ACTION ITEM: Copy out each line of the data that contains "likes".

TASK MATERIAL Block Start

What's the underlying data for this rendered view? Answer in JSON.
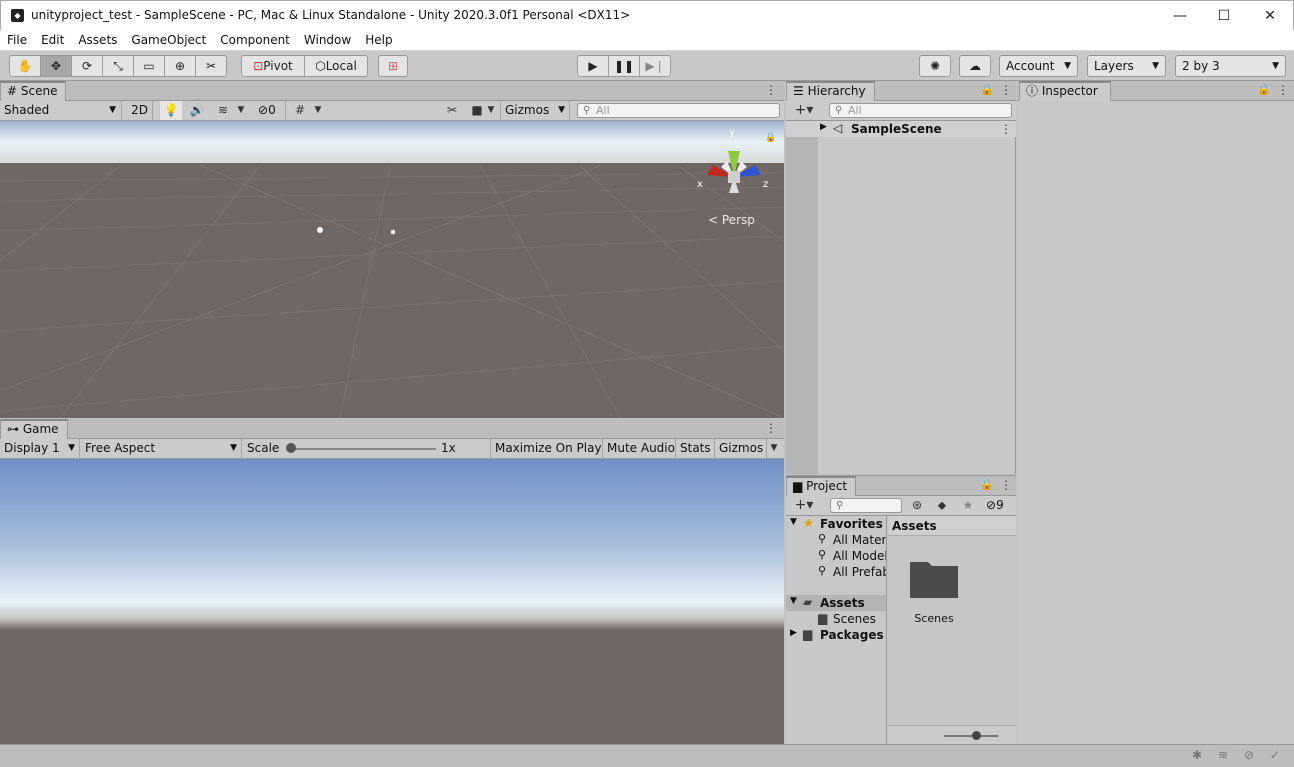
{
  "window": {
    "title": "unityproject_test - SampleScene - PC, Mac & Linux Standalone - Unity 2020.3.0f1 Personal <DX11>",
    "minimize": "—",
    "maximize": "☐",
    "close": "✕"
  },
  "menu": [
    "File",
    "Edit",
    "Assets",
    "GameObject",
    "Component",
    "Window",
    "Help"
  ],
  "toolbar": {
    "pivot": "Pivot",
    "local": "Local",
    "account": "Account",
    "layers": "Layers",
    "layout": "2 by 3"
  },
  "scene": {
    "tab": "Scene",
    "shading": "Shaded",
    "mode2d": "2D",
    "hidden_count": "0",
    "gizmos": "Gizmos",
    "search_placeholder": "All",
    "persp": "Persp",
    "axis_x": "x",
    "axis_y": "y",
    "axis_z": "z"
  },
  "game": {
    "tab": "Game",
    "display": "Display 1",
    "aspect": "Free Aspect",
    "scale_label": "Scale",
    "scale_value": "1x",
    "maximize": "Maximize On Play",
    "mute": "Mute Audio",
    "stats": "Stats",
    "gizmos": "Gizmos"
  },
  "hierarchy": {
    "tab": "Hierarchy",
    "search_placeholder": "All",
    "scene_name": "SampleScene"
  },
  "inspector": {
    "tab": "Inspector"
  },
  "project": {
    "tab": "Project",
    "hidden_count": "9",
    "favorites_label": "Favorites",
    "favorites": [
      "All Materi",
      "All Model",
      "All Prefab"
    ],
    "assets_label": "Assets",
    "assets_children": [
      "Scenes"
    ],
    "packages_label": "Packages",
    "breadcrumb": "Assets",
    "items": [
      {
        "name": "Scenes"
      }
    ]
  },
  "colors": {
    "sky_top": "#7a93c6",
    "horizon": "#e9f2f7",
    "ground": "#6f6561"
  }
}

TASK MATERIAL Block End
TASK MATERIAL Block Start

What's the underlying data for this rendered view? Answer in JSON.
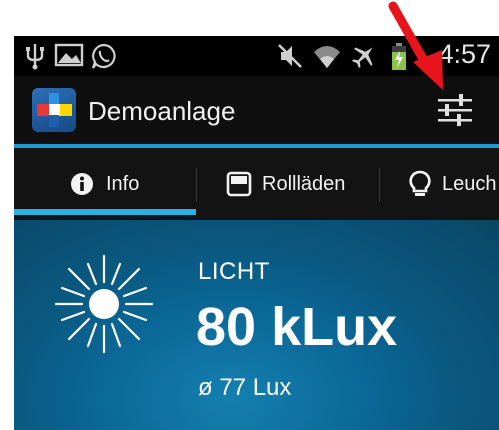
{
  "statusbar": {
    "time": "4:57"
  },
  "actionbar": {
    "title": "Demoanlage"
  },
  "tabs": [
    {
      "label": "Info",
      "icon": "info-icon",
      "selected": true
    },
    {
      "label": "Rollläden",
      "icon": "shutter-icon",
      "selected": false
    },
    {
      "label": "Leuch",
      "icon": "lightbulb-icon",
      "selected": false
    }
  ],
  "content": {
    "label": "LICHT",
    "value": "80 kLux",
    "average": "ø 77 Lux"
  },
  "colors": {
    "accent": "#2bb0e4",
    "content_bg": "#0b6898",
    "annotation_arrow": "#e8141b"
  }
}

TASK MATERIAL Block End
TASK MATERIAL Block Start

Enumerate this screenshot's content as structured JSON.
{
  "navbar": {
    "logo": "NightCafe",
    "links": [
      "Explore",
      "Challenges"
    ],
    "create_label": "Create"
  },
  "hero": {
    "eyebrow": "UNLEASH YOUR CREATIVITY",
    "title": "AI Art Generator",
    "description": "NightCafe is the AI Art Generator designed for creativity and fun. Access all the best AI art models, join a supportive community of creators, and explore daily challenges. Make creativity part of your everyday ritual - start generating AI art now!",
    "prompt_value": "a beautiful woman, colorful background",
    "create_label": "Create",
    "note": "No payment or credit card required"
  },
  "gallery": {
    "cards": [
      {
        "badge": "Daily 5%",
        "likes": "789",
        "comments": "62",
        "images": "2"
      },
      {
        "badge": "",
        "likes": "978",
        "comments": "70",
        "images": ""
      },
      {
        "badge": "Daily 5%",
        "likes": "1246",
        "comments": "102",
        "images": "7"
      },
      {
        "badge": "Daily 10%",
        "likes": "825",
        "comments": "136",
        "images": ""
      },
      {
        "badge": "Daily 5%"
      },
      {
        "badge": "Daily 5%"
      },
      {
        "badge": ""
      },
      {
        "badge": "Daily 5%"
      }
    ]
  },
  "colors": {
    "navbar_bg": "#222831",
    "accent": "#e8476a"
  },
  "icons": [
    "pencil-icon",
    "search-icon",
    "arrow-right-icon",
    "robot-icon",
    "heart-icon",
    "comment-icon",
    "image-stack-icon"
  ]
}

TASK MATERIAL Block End

SOLUTION FOR THIS TASK:
        "likes": "789",
        "likes": "978",
        "likes": "1246",
        "likes": "825",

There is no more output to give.